Categories Technology

Self-regulation? Google pitches in to de-clutter the digital space

So here’s some good news; to make it even better, it comes from Google. While reports of Google working on an app to filter digital advertisements had been doing the rounds for quite some time, the Chrome default ad-blocker became a reality last week, to the relief of millions who use the browser on desktops and mobile devices.

What determines whether a particular piece of advertisement is good or bad? Well, the Chrome app will follow guidelines set by the Coalition for Better Ads (CBA), which is represented by tech majors like Facebook and Google. In a broad sense, the app will filter sticky pop-up ads, as well as auto-play videos and ads with the countdown feature. That means websites failing to adhere to the CBA norms will face the music from Chrome.

Publishers of intrusive commercials have been granted 30 days’ time to remove their content from websites. After that, the Chrome app will start blocking the ads. The primary target will be full-page ads that prevent the intended web page from showing – the most annoying of them all. It is learned that Google has taken the who’s who of the ad industry into confidence before taking up the initiative.

The Chrome ad filterer is designed to remove the most annoying ads (Image courtesy: the NJCCIC)
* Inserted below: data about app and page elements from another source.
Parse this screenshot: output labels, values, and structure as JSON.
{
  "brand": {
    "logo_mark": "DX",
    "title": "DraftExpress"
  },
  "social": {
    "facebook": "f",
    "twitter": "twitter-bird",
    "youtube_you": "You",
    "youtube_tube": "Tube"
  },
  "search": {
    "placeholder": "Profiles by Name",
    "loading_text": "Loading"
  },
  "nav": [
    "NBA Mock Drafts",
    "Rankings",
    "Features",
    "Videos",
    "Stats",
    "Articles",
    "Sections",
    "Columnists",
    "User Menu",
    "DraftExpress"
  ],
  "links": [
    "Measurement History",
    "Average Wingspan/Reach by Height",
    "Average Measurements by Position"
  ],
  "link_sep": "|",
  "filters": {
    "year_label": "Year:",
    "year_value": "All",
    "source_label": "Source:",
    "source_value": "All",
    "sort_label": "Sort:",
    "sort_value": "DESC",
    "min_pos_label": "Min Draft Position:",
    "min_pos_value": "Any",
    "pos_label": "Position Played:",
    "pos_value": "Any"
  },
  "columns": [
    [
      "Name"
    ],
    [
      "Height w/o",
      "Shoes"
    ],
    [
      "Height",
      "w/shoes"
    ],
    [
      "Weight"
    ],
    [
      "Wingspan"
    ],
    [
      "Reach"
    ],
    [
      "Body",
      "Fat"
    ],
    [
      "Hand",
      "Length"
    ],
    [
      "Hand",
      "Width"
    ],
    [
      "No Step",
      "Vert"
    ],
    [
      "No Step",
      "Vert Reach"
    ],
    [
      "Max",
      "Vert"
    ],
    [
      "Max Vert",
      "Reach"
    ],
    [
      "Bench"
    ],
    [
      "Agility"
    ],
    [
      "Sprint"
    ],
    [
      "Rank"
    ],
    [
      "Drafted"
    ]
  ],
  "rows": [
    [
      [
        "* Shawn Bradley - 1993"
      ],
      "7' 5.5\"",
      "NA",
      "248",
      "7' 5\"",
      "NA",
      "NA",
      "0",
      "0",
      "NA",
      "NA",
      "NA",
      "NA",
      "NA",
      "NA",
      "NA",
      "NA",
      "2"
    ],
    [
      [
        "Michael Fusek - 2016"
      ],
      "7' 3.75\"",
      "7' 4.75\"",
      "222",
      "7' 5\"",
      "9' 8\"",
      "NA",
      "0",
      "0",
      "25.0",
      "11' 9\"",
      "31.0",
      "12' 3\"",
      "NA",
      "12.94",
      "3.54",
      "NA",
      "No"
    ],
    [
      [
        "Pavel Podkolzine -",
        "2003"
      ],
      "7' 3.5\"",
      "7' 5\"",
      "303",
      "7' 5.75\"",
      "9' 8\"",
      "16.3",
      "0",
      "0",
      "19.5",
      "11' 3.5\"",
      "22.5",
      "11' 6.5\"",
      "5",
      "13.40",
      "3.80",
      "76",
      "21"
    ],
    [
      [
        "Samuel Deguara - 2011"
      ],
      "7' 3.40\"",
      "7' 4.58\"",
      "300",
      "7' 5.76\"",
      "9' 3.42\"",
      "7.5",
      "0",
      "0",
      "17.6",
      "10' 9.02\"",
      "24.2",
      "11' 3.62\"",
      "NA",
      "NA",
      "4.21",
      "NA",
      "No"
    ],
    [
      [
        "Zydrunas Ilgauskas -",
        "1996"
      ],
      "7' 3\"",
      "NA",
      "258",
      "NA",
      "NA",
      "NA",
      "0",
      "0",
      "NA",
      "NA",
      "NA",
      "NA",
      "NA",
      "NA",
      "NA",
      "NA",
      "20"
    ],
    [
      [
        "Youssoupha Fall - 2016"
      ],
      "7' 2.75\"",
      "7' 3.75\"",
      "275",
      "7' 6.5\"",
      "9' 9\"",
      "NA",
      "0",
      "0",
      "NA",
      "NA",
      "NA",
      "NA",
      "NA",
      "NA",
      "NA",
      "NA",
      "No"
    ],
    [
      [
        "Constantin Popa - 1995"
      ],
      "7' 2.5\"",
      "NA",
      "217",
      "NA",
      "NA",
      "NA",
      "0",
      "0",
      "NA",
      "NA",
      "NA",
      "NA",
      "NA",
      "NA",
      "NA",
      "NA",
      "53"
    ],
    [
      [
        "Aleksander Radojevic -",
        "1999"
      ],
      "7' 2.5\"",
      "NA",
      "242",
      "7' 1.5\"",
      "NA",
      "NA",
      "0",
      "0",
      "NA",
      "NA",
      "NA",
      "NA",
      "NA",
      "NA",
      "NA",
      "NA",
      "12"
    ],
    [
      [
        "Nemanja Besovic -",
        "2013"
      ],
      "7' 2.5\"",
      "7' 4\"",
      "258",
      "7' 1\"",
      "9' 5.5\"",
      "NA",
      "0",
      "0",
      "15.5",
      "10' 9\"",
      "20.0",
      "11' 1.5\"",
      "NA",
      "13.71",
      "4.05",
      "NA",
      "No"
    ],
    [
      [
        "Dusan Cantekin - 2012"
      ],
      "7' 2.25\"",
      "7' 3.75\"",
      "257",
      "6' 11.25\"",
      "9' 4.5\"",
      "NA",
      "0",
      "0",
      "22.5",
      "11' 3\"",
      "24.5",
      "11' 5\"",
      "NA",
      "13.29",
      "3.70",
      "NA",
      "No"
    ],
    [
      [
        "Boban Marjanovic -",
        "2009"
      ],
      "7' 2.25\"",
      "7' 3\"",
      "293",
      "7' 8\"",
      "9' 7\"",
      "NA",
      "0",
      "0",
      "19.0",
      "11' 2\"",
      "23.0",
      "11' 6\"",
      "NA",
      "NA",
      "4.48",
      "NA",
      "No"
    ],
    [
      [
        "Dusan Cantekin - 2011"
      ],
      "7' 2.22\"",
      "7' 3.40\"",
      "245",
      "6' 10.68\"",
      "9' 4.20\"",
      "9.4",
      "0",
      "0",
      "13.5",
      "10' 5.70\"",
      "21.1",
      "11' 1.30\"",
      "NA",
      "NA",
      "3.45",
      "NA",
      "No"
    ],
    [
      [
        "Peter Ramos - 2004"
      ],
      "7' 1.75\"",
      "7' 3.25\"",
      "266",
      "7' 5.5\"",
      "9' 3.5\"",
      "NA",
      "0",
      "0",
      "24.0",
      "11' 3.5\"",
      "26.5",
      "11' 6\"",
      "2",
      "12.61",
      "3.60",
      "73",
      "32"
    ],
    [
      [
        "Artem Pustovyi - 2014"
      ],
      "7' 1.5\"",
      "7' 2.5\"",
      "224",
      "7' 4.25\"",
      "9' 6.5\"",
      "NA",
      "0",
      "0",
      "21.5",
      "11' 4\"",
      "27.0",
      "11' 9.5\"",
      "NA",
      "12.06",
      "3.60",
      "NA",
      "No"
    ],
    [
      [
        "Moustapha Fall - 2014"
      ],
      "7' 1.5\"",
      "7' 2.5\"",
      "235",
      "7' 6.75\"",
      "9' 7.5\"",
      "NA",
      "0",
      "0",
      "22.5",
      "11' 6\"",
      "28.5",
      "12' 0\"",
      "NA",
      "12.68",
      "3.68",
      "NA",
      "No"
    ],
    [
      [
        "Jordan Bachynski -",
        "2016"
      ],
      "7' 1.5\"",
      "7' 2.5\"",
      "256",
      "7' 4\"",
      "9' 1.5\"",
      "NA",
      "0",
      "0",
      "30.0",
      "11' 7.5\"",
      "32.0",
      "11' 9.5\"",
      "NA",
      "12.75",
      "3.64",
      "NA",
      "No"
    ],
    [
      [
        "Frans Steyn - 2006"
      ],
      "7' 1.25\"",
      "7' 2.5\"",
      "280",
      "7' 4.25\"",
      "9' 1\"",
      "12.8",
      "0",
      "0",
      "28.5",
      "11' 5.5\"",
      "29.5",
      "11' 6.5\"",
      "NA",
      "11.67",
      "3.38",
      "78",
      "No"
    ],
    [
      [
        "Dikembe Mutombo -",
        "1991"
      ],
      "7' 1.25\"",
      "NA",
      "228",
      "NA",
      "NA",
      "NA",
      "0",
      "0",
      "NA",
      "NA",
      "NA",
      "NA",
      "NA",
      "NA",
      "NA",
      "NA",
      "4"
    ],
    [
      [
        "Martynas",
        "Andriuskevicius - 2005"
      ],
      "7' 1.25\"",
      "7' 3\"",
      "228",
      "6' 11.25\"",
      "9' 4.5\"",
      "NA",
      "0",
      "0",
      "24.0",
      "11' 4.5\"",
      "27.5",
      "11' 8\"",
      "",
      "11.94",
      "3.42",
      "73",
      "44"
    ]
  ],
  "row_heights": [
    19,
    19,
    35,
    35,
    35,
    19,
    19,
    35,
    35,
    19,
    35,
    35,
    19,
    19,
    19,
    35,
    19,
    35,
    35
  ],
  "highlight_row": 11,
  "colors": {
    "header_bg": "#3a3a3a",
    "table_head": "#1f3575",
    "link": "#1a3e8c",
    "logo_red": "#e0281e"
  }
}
Unlike AdBlock, the Chrome app is designed to take a softer approach towards ad publishers. It is not surprising that Google wants to look at the issue from a different perspective because currently, all ad publishers including Google are in the firing line of AdBlock. Being an advertiser, Google will play the role of a regulator to the internet ad scene, rather than removing all the advertisements deemed to be dodgy and annoying. It is hard to miss the two-pronged strategy of Google, which itself is an ad-tech company – get a tighter grip on the digital world, while protecting itself from third-party ad filters.

Publishers of intrusive commercials have been granted 30 days’ time to remove their content from websites.

Chrome will remove ads that appear in the negative list of the Experience Report consistently for one month. Before acting, the browser will communicate the matter to the respective publishers and instruct them to remove the content. It is learnt that earlier warnings in this regard have paid off, with the majority of the publishers taking steps to address the issue well in advance.

Meanwhile, there is growing skepticism among Google’s critics, who feel the idea of an ad-tech company developing an ad filter is questionable. Some believe the Chrome app will only serve the purpose of implementing Google’s agenda through selective filtering, thereby exacerbating the problem.

Most Popular

Infographic: How Take-Two Interactive Software (TTWO) performed in Q1 2022

Take-Two Interactive Software, Inc. (NASDAQ: TTWO) reported first quarter 2022 earnings results today. Net revenue decreased 2% year-over-year to $813.3 million. GAAP net income increased 72% to $152.3 million, or $1.30 per share,

IPO News: What to know when Cadre Holdings goes public this week

The IPO market is having a remarkable year as several companies line up to go public. This week will see Cadre Holdings join the group. Here are a few things

The worst seems to be over for ExxonMobil (XOM). Is stock a buy?

With the relaxation of COVID restrictions being extended to more areas, energy demand is picking up as transportation services including air travel restart in many markets. In a sign that

Tags

Add Comment
Loading...
Cancel
Viewing Highlight
Loading...
Highlight
Close
Top